YOUR INSTRUCTIONS: Scan the data below and give the number of lines that include the word "Avidor", with no other words.

Data about app and page elements
⟨

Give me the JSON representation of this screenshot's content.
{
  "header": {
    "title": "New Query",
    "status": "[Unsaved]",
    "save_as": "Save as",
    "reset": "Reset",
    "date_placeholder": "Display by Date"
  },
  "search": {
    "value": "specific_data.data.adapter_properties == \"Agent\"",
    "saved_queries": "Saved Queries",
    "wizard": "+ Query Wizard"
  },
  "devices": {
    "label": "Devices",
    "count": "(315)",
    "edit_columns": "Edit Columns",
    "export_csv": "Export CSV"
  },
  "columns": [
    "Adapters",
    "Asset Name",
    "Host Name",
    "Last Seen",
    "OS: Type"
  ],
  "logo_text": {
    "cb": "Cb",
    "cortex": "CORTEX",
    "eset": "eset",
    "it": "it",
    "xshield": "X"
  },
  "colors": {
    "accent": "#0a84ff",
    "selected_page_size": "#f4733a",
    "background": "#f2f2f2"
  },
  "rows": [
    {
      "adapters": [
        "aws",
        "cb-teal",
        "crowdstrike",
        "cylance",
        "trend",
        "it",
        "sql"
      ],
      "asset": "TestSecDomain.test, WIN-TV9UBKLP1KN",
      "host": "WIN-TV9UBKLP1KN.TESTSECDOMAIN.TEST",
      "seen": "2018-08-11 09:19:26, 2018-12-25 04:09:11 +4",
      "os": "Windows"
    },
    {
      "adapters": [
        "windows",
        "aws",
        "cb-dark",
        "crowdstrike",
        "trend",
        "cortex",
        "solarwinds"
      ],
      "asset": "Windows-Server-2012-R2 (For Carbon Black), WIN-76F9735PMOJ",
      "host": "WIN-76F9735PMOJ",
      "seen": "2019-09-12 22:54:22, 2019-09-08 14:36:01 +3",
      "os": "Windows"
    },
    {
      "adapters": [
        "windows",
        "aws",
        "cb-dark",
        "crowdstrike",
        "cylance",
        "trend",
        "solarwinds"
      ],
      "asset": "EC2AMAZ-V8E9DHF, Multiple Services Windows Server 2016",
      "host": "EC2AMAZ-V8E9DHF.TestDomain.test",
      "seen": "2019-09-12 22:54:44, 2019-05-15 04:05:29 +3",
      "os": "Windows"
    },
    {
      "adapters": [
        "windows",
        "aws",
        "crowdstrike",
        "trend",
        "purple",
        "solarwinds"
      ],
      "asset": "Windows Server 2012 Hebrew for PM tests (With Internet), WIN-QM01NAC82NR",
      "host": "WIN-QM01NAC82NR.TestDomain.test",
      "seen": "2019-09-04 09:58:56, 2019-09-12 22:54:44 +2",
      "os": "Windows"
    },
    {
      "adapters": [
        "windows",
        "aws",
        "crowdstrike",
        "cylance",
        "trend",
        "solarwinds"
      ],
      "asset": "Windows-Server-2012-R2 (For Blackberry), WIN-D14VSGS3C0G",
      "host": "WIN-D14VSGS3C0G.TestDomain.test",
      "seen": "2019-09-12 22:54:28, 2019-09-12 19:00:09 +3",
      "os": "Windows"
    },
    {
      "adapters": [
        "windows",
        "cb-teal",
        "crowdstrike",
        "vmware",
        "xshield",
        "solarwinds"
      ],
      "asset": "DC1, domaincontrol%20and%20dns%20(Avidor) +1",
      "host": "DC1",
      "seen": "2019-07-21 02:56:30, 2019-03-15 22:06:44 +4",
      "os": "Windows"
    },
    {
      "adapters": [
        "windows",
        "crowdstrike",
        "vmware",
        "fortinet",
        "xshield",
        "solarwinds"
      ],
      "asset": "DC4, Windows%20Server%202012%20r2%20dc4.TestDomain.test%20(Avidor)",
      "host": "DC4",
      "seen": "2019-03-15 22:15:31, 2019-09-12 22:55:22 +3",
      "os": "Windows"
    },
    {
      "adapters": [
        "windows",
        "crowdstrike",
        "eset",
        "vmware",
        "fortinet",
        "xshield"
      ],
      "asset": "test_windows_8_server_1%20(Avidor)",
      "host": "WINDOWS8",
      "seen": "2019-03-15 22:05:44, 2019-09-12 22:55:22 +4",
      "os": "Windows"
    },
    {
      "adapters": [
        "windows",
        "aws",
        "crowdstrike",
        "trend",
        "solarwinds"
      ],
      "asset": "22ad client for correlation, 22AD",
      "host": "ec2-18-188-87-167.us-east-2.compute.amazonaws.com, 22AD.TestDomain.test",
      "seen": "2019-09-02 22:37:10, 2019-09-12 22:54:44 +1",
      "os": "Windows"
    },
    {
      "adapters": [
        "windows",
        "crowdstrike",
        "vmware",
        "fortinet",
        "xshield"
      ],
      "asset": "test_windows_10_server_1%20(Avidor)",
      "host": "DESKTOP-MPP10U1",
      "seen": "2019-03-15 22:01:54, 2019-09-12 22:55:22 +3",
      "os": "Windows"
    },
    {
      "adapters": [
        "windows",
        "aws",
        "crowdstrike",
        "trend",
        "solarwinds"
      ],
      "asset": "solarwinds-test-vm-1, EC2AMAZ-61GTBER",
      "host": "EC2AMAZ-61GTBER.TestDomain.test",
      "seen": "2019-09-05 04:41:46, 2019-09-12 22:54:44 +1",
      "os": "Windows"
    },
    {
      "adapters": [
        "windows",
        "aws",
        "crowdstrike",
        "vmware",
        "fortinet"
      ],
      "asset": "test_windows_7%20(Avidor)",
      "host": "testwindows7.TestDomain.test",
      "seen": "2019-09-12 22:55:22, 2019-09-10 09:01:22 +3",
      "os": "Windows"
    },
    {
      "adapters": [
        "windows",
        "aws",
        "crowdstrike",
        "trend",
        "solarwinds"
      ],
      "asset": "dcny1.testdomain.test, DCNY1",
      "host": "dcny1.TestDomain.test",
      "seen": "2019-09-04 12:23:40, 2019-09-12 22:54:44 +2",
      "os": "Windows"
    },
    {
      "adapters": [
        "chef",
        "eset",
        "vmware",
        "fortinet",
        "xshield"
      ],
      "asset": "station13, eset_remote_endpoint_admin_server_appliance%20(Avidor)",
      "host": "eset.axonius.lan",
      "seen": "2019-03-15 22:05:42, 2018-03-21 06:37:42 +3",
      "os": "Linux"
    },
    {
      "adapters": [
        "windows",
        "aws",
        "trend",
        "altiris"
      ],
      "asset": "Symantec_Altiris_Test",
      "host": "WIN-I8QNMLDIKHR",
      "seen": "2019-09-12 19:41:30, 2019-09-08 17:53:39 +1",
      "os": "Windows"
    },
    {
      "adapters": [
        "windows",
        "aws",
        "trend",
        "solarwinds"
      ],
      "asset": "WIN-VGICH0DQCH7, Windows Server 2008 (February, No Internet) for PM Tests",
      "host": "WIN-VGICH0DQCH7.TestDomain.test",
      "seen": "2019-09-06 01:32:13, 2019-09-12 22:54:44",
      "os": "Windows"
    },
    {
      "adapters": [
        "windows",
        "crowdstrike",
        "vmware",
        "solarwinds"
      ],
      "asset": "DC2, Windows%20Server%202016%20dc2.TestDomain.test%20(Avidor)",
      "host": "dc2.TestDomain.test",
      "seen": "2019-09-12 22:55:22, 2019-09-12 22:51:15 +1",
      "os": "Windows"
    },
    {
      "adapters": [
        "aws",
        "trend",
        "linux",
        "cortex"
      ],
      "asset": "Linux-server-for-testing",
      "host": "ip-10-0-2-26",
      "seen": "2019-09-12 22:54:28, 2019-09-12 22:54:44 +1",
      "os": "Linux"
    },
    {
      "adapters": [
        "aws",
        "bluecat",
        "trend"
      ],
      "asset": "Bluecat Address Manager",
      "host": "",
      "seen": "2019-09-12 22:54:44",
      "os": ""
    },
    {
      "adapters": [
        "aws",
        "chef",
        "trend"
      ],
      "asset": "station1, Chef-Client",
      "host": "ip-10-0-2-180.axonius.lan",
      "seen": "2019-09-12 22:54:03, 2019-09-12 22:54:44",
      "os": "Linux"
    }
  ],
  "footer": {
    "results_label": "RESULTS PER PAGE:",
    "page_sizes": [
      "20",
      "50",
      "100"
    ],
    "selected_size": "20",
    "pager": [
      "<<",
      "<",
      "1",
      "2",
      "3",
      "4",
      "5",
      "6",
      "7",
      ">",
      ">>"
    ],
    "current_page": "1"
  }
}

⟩

YOUR SOLUTION: 7